After five years of relative silence since their second album, Ritual Abuse, Richmond doom quartet Cough has returned with an album well worth the wait. Recorded with the guiding hand of Electric Wizard’s Jus Oborn both in studio and as the producer, Still They Pray is an album that takes each of Cough’s most vital elements and expands them to their most potent and psychedelic forms. While it’s hard to say how much of this is on the producer, it’s also evident that Cough’s songwriting skills are at their peak.
With such demand after all this time, Cough could have easily churned out something lumbering and dense and still appeased the masses well enough. Instead of taking the easy route, though, Cough’s ambition takes flight; songs like the familiarly venomous “Possession” are counterbalanced by the sun-scorched and weary melancholy of “Let it Bleed,” which could almost be called a ballad if it didn’t dissolve into something so gnarly by its filthy end. The balance of hefty doom and bloody rock makes this album feel like a tug-of-war between the dismal low of opiates and the painful highs of psychedelics gone terribly wrong.
While the nods to producer Oborn’s own band are almost too easy to make here, Cough manages to pay homage to the spirit of bands like Electric Wizard without becoming derivative. On “The Wounding Hours” and “Haunter of the Dark,” chords stretch nearly endlessly beneath solos that break through the gloom like shafts of light catching dust in a dark room. It’s instantly recognizable, yet feels fresh and new. Perhaps it’s the time away from the spotlight or renewed vigor after hospitalization and “bouts of minor insanity,” as the press release states, but Cough conveys their sense of exhaustion in the most present and gripping way possible.
Noisey was able to get a couple of quick questions in with guitarist David Cisco in preparation for the June 3 release date of Still They Pray through Relapse Records. Listen to the stream below and read on.
Noisey: Still They Pray is by far the most ambitious and diverse record you've released so far. To what do you attribute this new expansion?
David Cisco: A benefit of waiting six years between albums is that we had a large amount of riffs and song material to choose from. We intentionally chose songs that both work to unify the album but also kept the album interesting as you move through it.
How have the last few years treated the band?
A lot has changed since then. We're slightly more mentally balanced now...slightly. We've always drawn inspiration from the shit life throws at us. Without getting into too much detail the themes of life and death weave through this record pretty substantially.
You managed to snag the mighty Jus Oborn to record and produce Still They Pray. How was the recording process? How do you feel he impacted the record's overall sound?
Recording with Jus was extremely easy. Our visions for this record came together perfectly seeing eye to eye through the entire process. The album has a certain cosmic undertone that developed over the course of the recording. I think it's something that just happened naturally.
In the lyrics and song titles on this record, the word "torture" comes up multiple times. Is there an intended recurring theme here?

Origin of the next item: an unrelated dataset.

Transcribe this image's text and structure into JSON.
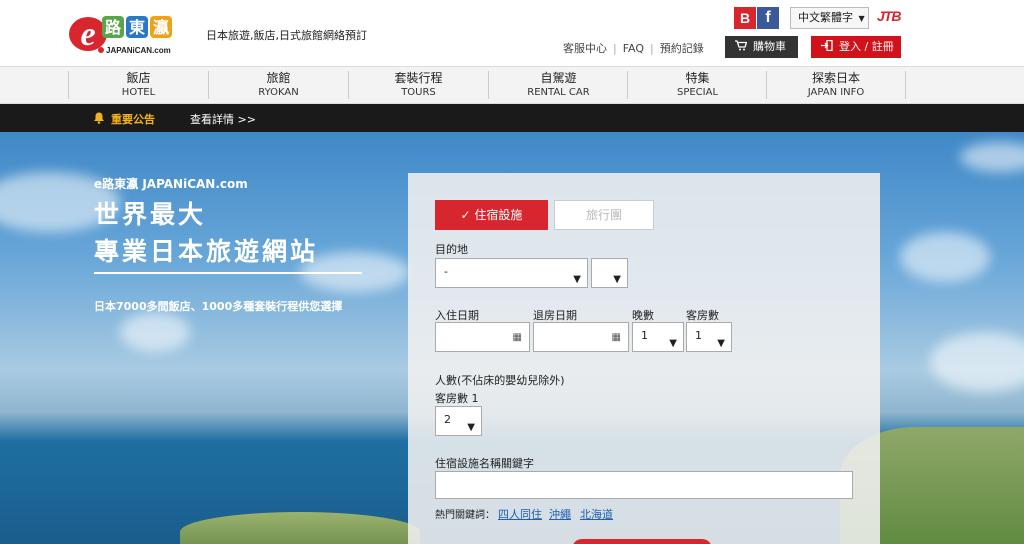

“Masters of Torture” was a song written years ago inspired by a few days spent in jail during our first full US tour. Torture in itself isn't the theme but more like a piece of the overall concept. The album title/concept is both hopeful and hopeless depending on how you interpret it. Defining it would be boring.
Ben Handelman is doomed on Twitter.